Children in the neighborhood already are learning about healthy food at Youth Farm, which teaches them gardening skills. At lunchtime, that can be handy, as Seitu learned on a recent visit.
"What'd you have for lunch?" he asked the children.
They were happy to answer: "What we had for lunch today was some fried chicken. We had rice, some vegetables, and beans."
"Everything on the menu somehow has a relationship to someone's food story"
When Jones asked the children if they grew any of the food, they told him they had grown nearly all of it — except for the fried chicken and rice.
That's what Jones likes to hear. He hopes the banquet will help make many of his adult neighbors more aware of healthy eating options. Urban farms in Frogtown will supply some of the food.
To prepare for the big event, community members are holding small dinners, serving healthy foods, and discussing why they matter. Jones calls the talks "food stories," or the great accounts of people's lives, written in carbohydrates, proteins and vegetables.
At the dinner, spoken-word artists TouSaiko Lee, Deeq Abdi, Laurine Chang, Nimo Farah and Rodrigo Sanchez-Chavarria will help the children transform the stories into a performance. It will feature poetry by G.E. Patterson and choreography by Ananya Dance Theatre.
Jones envisioned the event as an opportunity to combine art, food, and healthy living in a single community event. However, he quickly discovered that he needed a lot of help.
"There's no way I could do this by myself," he said. "We've hired a producer, somebody to coordinate the mobile art kitchens, we've hired a choreographer, even, that will be creating this whole set of movements from the serving stations to the tables for all of the servers. I didn't even think about the logistical nightmare that this is presenting."
One of Jones' major partners in the effort is Public Arts St. Paul, which is working with local farmers to supply the fresh produce for the menu.

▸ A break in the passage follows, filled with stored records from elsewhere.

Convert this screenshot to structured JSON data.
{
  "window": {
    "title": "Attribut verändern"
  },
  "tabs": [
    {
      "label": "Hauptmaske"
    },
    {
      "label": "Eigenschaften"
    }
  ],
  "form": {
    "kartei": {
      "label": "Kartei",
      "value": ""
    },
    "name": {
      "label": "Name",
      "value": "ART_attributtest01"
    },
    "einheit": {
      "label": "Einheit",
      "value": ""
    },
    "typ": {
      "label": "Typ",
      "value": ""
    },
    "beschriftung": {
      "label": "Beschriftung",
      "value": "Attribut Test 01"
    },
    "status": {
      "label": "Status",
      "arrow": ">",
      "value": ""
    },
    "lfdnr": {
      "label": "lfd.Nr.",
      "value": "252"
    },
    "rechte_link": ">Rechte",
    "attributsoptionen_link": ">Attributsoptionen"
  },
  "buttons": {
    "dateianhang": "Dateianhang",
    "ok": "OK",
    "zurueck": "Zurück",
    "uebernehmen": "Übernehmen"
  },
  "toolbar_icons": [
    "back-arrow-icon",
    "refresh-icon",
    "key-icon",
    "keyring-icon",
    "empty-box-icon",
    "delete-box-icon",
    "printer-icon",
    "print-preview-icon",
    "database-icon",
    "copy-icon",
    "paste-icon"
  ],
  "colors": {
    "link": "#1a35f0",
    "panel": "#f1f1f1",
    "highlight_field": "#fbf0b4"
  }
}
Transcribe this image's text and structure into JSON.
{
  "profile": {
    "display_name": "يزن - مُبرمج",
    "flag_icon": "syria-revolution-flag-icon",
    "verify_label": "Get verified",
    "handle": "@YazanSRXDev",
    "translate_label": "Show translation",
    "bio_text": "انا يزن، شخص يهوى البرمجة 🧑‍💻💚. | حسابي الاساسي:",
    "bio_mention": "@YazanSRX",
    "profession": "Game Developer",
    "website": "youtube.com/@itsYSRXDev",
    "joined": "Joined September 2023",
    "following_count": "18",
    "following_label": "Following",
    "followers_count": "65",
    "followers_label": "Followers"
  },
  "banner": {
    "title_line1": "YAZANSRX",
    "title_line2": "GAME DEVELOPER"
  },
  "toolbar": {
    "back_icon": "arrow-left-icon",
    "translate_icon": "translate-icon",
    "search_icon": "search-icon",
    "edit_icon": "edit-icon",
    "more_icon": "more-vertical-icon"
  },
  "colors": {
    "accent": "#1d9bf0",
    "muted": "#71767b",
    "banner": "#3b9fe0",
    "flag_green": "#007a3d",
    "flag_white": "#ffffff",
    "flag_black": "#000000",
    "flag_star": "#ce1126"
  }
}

Christine Podas-Larson, the organization's president, has the difficult job of handling logistics for the dinner.
"That meant we had to have a menu, and that was no small feat, because everything on the menu somehow has a relationship to someone's food story," she said. "Whether it's apples or whether it's collard greens, or chicken — it's all arising from these food stories."
Many Frogtown residents are excited about the work going into the event. The dinner gives them a way to help reframe how people think of the area, said Sam Buffington, organizing director for the Frogtown Neighborhood Association.
"It's about seeing the neighborhood in a different kind of way," he said. "Not as a transit corridor, but as a neighborhood, and that there's people who live here — just reconnecting to this community, and having the folks come together and remind us that as a neighborhood, it's more than just a transit corridor."
Buffington hopes this community-building effort continues, even after dessert.
The dinner is designed to address the barriers to healthy eating in Frogtown. The gathering, Jones said, is an artistic way to start the conversation.
In the meantime, he's hitting the streets of Frogtown to make sure his neighbors have a seat at the table.
"Not enough folks know about it," Jones said. "So that's why I'm walking with this clipboard in my hand. It's my goal to make sure that at least half of the folks seated at that table are people from this neighborhood."
Reservations are required for the free event. Tickets are available through Public Arts St. Paul.